* TASK REQUIREMENTS
Copy each line below holding "this".

[Dataset excerpts]
[Start of Attachment]

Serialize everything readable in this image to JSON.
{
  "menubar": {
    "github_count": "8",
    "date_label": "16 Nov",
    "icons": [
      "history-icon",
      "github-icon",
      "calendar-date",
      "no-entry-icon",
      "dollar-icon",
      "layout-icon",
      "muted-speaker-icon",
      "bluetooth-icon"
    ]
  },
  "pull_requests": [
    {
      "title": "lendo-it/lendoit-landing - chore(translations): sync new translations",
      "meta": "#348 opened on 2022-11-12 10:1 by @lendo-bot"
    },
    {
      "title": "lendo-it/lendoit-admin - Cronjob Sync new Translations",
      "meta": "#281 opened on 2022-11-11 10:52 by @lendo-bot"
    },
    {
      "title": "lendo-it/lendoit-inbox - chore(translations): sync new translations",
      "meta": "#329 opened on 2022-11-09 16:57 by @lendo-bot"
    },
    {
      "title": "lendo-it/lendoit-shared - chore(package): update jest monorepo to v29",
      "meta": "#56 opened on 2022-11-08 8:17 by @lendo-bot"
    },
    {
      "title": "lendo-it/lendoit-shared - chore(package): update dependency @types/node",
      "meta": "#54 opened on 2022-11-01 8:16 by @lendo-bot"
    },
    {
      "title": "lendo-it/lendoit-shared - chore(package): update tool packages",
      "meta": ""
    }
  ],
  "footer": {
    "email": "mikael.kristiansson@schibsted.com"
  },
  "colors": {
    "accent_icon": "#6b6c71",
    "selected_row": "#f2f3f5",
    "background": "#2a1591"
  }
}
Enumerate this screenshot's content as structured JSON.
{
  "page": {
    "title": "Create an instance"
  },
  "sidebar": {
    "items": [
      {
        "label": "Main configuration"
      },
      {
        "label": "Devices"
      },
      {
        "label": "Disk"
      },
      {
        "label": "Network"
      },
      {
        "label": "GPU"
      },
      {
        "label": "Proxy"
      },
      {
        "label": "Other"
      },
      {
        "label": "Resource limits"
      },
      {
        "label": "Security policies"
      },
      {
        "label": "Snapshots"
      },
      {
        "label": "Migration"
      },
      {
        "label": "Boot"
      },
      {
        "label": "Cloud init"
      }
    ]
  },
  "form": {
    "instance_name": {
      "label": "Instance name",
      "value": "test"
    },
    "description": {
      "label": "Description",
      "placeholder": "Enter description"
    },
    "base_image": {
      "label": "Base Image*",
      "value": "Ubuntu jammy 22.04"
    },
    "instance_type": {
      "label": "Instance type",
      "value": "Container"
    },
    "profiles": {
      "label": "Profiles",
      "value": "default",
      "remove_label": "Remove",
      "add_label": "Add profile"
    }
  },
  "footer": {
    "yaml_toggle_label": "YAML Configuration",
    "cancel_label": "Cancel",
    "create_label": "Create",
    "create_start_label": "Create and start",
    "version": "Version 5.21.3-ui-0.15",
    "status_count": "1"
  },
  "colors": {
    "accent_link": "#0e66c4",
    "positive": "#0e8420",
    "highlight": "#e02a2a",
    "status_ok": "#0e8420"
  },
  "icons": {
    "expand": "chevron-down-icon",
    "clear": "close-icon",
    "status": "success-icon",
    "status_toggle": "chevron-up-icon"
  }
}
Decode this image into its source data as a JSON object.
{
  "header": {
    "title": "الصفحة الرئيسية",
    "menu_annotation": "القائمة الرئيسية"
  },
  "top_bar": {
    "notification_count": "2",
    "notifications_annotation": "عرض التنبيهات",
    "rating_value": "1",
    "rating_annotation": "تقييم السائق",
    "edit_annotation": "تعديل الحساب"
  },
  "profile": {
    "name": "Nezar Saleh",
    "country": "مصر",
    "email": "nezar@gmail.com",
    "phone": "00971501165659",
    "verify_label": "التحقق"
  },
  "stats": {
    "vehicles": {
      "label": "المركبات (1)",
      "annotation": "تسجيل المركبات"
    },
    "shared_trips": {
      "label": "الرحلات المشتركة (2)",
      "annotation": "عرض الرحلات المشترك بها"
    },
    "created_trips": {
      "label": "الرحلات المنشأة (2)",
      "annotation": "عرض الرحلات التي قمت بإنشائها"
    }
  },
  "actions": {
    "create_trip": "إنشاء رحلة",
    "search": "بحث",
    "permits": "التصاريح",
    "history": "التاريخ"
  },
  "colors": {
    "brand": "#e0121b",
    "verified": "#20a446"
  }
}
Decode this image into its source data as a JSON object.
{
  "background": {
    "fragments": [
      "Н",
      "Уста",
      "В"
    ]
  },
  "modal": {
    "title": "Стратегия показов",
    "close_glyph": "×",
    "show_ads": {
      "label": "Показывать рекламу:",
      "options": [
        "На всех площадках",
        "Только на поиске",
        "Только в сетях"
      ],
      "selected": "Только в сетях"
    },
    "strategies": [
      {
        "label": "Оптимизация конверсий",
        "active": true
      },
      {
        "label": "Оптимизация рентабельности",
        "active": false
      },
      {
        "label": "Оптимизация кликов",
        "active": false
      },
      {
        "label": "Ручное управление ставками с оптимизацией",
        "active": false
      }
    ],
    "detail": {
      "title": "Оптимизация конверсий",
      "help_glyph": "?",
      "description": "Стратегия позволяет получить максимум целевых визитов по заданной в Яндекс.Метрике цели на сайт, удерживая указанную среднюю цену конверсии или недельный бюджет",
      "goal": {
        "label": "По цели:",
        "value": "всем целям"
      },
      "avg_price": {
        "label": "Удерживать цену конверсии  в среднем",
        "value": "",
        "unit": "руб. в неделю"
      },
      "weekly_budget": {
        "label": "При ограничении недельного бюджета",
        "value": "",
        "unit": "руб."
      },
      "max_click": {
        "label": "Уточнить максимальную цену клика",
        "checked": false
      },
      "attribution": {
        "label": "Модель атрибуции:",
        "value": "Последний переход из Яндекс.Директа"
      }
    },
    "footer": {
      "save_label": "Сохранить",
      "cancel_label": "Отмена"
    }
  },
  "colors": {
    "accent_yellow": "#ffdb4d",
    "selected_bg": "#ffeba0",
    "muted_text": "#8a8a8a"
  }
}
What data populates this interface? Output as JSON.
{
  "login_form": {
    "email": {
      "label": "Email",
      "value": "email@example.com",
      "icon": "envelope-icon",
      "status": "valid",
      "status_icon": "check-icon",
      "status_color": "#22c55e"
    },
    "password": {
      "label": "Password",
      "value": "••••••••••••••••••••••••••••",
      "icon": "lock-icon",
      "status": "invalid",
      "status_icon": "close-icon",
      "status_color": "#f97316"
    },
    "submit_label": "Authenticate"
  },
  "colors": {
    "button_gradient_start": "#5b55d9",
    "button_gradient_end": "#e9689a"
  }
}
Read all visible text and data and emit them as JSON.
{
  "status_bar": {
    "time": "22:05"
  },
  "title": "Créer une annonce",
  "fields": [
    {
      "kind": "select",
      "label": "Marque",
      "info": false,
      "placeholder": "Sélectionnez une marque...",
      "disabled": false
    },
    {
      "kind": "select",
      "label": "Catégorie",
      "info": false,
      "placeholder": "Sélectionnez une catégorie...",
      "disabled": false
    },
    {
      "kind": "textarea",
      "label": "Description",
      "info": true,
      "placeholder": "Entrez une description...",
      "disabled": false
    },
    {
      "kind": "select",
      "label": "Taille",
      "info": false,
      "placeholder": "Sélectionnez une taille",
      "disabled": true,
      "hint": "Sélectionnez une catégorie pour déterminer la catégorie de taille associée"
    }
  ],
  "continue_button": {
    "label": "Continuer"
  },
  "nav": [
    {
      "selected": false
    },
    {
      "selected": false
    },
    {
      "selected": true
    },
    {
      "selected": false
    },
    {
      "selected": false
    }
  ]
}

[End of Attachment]

* EXERCISE ANSWER
Serialize everything readable in this image to JSON.
Enumerate this screenshot's content as structured JSON.
Decode this image into its source data as a JSON object.
Decode this image into its source data as a JSON object.
What data populates this interface? Output as JSON.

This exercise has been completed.